━━ Data for review

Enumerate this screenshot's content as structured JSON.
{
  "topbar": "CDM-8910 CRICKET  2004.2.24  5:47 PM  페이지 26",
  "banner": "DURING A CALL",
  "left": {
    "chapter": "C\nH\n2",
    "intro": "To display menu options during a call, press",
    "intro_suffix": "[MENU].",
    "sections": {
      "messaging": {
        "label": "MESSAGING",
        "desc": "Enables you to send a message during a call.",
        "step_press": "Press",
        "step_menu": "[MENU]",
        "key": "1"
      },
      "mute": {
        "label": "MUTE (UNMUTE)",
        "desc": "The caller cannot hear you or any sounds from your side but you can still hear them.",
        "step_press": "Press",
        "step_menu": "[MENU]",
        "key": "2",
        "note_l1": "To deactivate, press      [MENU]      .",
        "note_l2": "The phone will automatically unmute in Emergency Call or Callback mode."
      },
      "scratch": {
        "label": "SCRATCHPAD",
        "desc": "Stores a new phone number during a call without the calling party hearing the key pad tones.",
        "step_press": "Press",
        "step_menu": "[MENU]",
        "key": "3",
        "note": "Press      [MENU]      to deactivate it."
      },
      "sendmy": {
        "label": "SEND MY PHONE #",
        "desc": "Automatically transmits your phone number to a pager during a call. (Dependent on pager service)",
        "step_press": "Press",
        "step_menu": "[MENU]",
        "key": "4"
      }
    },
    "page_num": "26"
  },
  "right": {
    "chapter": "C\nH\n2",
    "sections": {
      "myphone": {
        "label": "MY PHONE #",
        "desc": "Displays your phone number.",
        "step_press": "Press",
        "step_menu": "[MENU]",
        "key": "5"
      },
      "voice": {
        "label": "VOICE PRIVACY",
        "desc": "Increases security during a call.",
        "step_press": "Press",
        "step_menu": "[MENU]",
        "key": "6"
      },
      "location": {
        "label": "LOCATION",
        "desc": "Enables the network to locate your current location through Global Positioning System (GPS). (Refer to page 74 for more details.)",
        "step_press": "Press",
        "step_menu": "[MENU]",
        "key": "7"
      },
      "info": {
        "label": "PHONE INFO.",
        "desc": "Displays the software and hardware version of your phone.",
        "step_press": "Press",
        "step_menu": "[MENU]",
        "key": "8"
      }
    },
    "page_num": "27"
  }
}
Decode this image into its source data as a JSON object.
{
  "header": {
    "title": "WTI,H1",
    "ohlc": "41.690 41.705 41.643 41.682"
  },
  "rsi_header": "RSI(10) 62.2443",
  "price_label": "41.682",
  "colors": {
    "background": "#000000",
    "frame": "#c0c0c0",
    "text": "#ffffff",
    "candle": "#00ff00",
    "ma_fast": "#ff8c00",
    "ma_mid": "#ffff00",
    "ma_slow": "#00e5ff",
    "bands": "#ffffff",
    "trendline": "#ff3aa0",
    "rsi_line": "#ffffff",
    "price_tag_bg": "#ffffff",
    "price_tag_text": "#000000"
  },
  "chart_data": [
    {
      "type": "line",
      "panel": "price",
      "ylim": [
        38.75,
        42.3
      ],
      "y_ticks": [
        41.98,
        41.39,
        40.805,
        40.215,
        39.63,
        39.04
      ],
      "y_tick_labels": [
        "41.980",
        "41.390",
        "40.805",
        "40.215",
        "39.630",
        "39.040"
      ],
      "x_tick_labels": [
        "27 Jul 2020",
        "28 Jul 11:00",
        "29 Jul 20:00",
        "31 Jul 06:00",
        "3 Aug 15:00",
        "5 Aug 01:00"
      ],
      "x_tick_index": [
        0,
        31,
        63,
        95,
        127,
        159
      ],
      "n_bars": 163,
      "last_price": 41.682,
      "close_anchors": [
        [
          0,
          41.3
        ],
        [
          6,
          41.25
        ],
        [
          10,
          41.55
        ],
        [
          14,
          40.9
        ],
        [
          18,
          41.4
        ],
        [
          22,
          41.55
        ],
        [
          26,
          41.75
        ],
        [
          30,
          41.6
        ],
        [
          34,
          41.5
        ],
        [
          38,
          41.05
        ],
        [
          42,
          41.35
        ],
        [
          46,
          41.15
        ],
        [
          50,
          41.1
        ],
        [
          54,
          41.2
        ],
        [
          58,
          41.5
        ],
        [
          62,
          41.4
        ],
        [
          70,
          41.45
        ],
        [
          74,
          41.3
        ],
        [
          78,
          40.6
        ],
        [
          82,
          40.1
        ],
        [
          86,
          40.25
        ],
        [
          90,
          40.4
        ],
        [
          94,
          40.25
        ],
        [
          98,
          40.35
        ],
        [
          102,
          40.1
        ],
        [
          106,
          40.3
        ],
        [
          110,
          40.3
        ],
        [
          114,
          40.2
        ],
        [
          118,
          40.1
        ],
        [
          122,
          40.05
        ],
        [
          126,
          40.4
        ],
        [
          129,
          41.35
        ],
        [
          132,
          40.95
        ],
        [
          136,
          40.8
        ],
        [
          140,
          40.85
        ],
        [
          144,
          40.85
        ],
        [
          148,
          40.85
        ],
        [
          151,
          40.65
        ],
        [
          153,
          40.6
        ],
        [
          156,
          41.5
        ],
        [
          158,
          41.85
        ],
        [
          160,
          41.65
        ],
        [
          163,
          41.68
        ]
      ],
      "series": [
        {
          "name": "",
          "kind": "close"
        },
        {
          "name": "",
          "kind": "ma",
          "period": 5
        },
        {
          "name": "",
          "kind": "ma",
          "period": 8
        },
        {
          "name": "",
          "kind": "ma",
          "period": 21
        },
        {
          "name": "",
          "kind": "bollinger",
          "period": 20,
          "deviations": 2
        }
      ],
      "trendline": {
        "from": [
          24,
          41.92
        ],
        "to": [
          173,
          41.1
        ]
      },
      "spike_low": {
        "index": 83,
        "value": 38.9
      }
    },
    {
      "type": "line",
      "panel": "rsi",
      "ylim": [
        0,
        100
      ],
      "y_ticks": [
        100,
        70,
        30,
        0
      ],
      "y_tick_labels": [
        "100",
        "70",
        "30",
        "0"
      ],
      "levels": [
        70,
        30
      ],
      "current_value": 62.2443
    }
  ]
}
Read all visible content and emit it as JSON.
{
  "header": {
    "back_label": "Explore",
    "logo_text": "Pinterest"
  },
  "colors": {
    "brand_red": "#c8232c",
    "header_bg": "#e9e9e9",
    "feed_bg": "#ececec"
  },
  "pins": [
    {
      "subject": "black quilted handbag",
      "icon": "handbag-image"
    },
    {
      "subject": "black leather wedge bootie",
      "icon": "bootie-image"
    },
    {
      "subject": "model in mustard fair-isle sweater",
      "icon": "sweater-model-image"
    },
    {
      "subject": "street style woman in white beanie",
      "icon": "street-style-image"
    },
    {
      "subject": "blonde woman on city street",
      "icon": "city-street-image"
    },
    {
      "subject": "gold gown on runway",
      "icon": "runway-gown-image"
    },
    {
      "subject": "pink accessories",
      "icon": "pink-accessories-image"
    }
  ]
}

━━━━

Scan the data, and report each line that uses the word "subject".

      "subject": "black quilted handbag",
      "subject": "black leather wedge bootie",
      "subject": "model in mustard fair-isle sweater",
      "subject": "street style woman in white beanie",
      "subject": "blonde woman on city street",
      "subject": "gold gown on runway",
      "subject": "pink accessories",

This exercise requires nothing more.